On the other hand, you may have conducted some testing and found your site isn’t well-optimised, especially on mobile device. This could be a simple as buttons being too small, or that your whole site isn’t laid out in a logical way.
Getting this right can produce huge improvements very quickly. Conversion rates soon improve and suddenly your website’s traffic becomes much more valuable.
New flaws and weaknesses are discovered all the time. Your content management system might be permeable or you may be lacking the necessary update – either way, if your website is unsafe, so is your business.
Ultimately, the biggest benefits will be found in fixing your current weaknesses. Seek them out and you’ll be heading in the right direction.
Mistakes to watch out for
The problem with a redesign is that you could make things worse. Rushing into a big change is the worst thing you can do.
Like with the fads previously mentioned, it can be easy to throw a lot of effort into a redesign, without really thinking things through.
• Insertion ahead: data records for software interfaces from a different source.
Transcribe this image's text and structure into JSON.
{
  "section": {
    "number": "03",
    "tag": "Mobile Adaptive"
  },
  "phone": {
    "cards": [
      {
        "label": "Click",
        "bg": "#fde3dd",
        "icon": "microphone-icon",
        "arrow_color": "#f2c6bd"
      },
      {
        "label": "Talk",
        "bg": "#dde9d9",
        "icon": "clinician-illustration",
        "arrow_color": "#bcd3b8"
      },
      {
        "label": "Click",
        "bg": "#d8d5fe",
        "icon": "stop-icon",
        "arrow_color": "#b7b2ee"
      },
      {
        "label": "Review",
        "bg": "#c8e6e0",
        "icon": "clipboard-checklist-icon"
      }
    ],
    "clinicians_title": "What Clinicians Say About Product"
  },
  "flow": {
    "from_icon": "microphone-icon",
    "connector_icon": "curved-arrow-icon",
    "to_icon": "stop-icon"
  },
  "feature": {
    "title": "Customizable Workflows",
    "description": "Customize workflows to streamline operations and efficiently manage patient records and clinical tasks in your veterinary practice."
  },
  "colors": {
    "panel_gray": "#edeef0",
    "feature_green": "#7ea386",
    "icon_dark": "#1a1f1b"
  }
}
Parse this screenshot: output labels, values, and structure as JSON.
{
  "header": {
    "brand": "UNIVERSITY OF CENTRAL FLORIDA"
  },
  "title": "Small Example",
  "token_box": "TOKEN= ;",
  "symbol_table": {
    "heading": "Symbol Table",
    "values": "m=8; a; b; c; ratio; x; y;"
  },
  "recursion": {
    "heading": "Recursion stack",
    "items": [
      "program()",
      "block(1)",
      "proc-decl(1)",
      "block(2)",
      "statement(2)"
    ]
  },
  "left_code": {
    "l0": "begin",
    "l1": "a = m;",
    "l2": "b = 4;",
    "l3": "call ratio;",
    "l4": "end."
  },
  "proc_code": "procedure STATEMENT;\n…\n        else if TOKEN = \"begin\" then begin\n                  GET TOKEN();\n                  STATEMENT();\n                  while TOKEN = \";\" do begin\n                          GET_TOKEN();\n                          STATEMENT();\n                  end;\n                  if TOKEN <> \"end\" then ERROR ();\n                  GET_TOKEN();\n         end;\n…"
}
Not only do you need to ask yourself if what you’re changing will benefit you and your specific business, but also how you plan it.
One very useful option is to seek opinions from your users and potential customers. They can give you insight you might otherwise miss and, in the end, it’s them who will be using your site and handing over their cash.
It’s important to include a lot of testing with any redesign as well. As you’ll have realised, this all sounds pretty expensive. This has to play a big role in how often you change your site. So make sure you budget properly straight from the start. This isn’t something you can afford to do on a whim.
You also have to give a big consideration to SEO. It’s all too common for a business to overhaul their site and see their Google rankings crash. If you don’t have the expertise, find someone who does. This is utterly essential if organic search brings in a lot of revenue.
How often then?
As with most things in business, there’s no set answer, other than ‘it depends on you’. Generally, we’d advise conducting a redesign every three years. There’s a number of reasons for that.
First, it’s a somewhat affordable timeline, while regular changes can confuse customers and harm your ability to build a strong and effective brand.
This period also gives you a good amount of time to research and assess the latest website development trends and technology. There has been plenty of sites that have jumped on to bandwagons too soon, only to see them decline in popularity. Your site won’t be one of them.
You’ll also be able to properly assess your own site in this time, finding out what works and what doesn’t, while also hearing the views of your users. Coupling this with a strong plan and time frame, you can ensure success.
In the end, you need to give yourself some breathing space, without leaving things too long. Jump in and you can make a mess, but wait too long and you could get left behind. What you need to do is to be constantly looking at your current site and how it functions. This way, when you’re ready to turn things on their head, you’ll know exactly how to do it.